c. Parents Like patients, parents always want the best in terms of care. If stem cell therapy could cure the condition that is causing problems for their children, then they would eagerly support its research so that one day they could benefit from the use of stem cells. d. Research Companies When it comes to companies, one of the main goals, if not THE main goal, is to make profits. If a research company can manage to provide cure for many diseases through stem cell therapy, then they would stand a chance to make billions in the long run. At the same time, a breakthrough on such a colossal scale would bring attention to the company, thus improving its image among citizens. 3. What is your point of view on this very topical issue? Personally, I am an ends justifies the means type of person, meaning that I support stem cell research wholeheartedly even though it might involve the destruction of countless numbers of embryos. I do not view embryos as human beings, thus I do not find it morally or ethically wrong to harvest embryonic stem cells.

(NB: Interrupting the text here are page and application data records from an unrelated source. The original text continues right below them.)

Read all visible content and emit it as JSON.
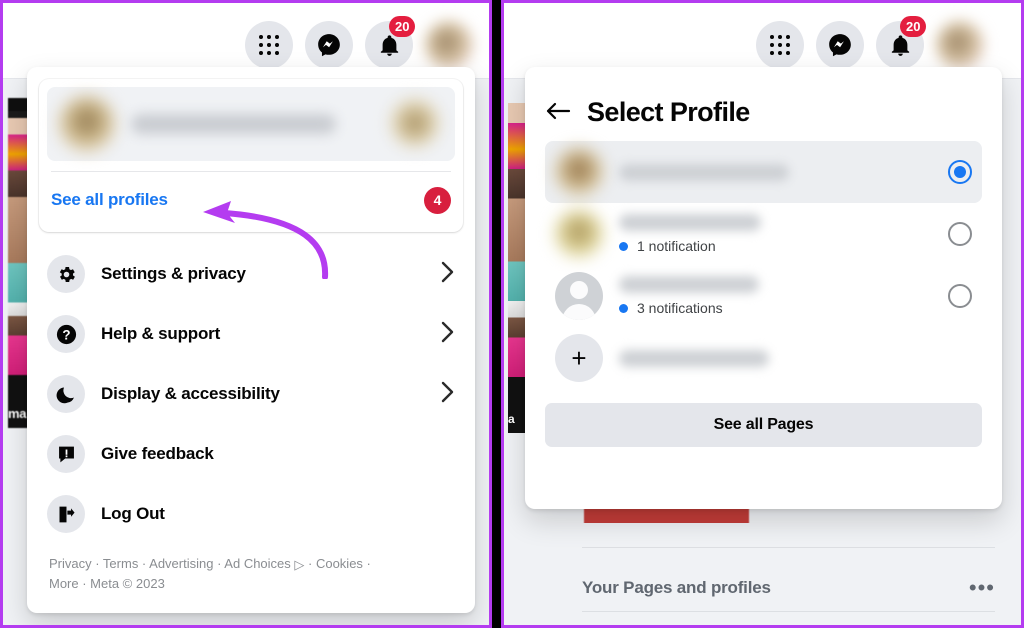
{
  "theme": {
    "accent_blue": "#1877f2",
    "badge_red": "#e41e3f",
    "badge_red_small": "#d81f3e",
    "annotation_purple": "#b43cf0",
    "chip_grey": "#e4e6eb",
    "page_grey": "#f0f2f5"
  },
  "header": {
    "menu_icon": "grid-apps-icon",
    "messenger_icon": "messenger-icon",
    "notifications_icon": "bell-icon",
    "notifications_count": "20",
    "account_avatar": "account-avatar"
  },
  "left_panel": {
    "profile_card": {
      "avatar": "profile-avatar-blurred",
      "name": "",
      "secondary_avatar": "secondary-avatar-blurred",
      "see_all_profiles_label": "See all profiles",
      "profiles_badge_count": "4"
    },
    "menu_items": [
      {
        "icon": "gear-icon",
        "label": "Settings & privacy",
        "has_chevron": true
      },
      {
        "icon": "question-icon",
        "label": "Help & support",
        "has_chevron": true
      },
      {
        "icon": "moon-icon",
        "label": "Display & accessibility",
        "has_chevron": true
      },
      {
        "icon": "feedback-icon",
        "label": "Give feedback",
        "has_chevron": false
      },
      {
        "icon": "logout-icon",
        "label": "Log Out",
        "has_chevron": false
      }
    ],
    "footer": {
      "line1_part1": "Privacy · Terms · Advertising · Ad Choices ",
      "line1_glyph": "▷",
      "line1_part2": " · Cookies ·",
      "line2": "More · Meta © 2023"
    }
  },
  "right_panel": {
    "back_icon": "back-arrow-icon",
    "title": "Select Profile",
    "profiles": [
      {
        "avatar": "profile-avatar-blurred",
        "name": "",
        "note": "",
        "selected": true,
        "name_width": "w1"
      },
      {
        "avatar": "page-avatar-blurred",
        "name": "",
        "note": "1 notification",
        "selected": false,
        "name_width": "w2"
      },
      {
        "avatar": "generic-avatar",
        "name": "",
        "note": "3 notifications",
        "selected": false,
        "name_width": "w3"
      }
    ],
    "create_row": {
      "icon": "plus-icon",
      "label": "",
      "name_width": "w4"
    },
    "see_all_pages_label": "See all Pages",
    "background": {
      "section_title": "Your Pages and profiles",
      "overflow_icon": "more-horizontal-icon"
    }
  },
  "annotation": {
    "arrow": "curved-arrow-pointing-to-see-all-profiles",
    "color": "#b43cf0"
  }
}
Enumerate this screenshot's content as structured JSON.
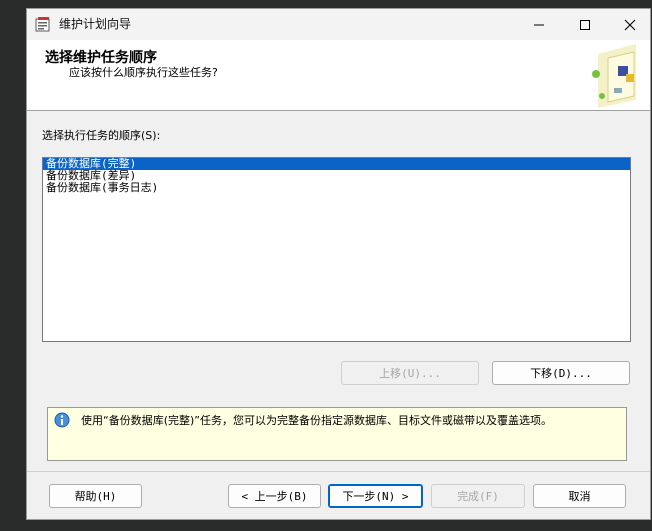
{
  "window": {
    "title": "维护计划向导"
  },
  "header": {
    "title": "选择维护任务顺序",
    "subtitle": "应该按什么顺序执行这些任务?"
  },
  "order_label": "选择执行任务的顺序(S):",
  "tasks": [
    {
      "label": "备份数据库(完整)",
      "selected": true
    },
    {
      "label": "备份数据库(差异)",
      "selected": false
    },
    {
      "label": "备份数据库(事务日志)",
      "selected": false
    }
  ],
  "move_buttons": {
    "up_label": "上移(U)...",
    "down_label": "下移(D)..."
  },
  "info_text": "使用“备份数据库(完整)”任务，您可以为完整备份指定源数据库、目标文件或磁带以及覆盖选项。",
  "footer": {
    "help_label": "帮助(H)",
    "back_label": "< 上一步(B)",
    "next_label": "下一步(N) >",
    "finish_label": "完成(F)",
    "cancel_label": "取消"
  },
  "colors": {
    "selection": "#0a64c8",
    "info_background": "#ffffe1",
    "primary_border": "#0067c0"
  }
}
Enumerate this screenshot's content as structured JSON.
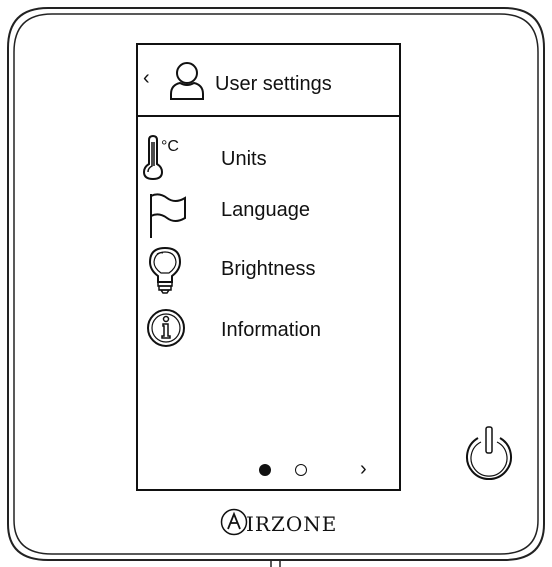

As long as embryonic stem cells can benefit the human race in the long run, then the processes used to achieve that goal would be justified. Aside from my personal feelings on the issue, the potential of using embryonic stem cells is very promising. Currently, stem cell therapy is still in its clinical trial stages, but one day, it could be used to treat brain damage, spinal cord damage, heart conditions, cancer, Parkinsons, ALS, deafness, blindness, and even minor/major wounds. At the time of writing, scientists managed to create the first complete living model of the human brain all in a petri dish. Originally grown from stem cells, this living model allows for studies on the human brain in areas such as medications and brain disorders. As technology advances, a living model of the brain could even be used to study schizophrenia and autism. Of course, all this was achieved through stem cells. In addition, stem cell research needs to continue in order to provide individuals with a second chance at life. It is not fair to have a child suffer from their entire lives as a result of brain damage incurred during childbirth. In a similar way, a once healthy person should not be paralyzed for the rest of their life because of an accident, especially when they were not at fault. The prospect of living life differently is both physically and mentally exhausting for patients, therefore stem cell therapy would allow a reversal in their predicaments and hopefully revert life to where it should be. As crazy as it may seem, we might even need the help of stem cells one day. It is hard to predict what will happen next, and one day we might end up being that patient waiting for a miracle to happen.